“They also ripped my friend off his phone and cash. He was not even surprised — soldiers seem to be allowed to do pretty much anything, as long as they are willing to clamp down on opposition.”

Skrdlik thinks that “the military might be trying to instil fear in people. If you get bashed up even when you are just drinking tea, you are going to think twice before going to a protest. They are also getting paranoid. The whole nation is against them, especially young people.”

I ask Josef what the situation was when he left the country on October 29. “The borders were closed and the internet was still down. The airport had been shut for the whole week but they resumed a few flights on Friday and I managed to get a ticket for Addis — the plane was completely packed with foreigners fleeing from the country. In the city, people were getting ready for huge demonstrations planned for Saturday. No one knows where this is going to lead. The military is betting on the people getting tired, but that does not seem to be working out.”

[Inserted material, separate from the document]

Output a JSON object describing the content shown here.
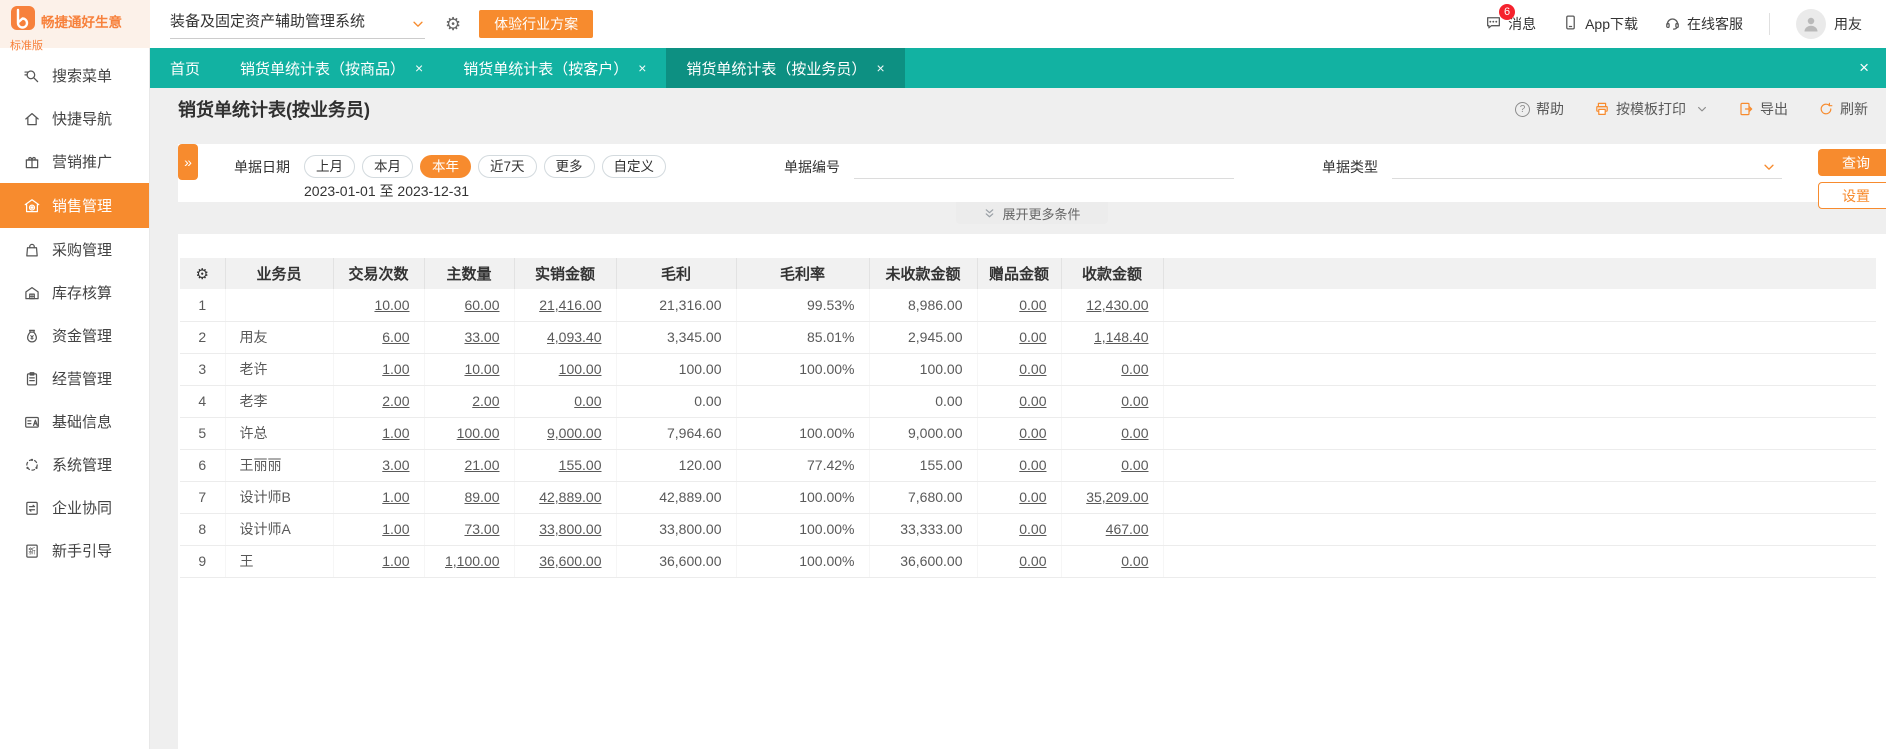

“Now there is still no internet it is extremely hard to gather information about the situation in the country. General Burhan, the leader of the coup, said the network would stay cut off until the civil unrest stops. I can’t even check on my friends in Sudan to see if they are okay.”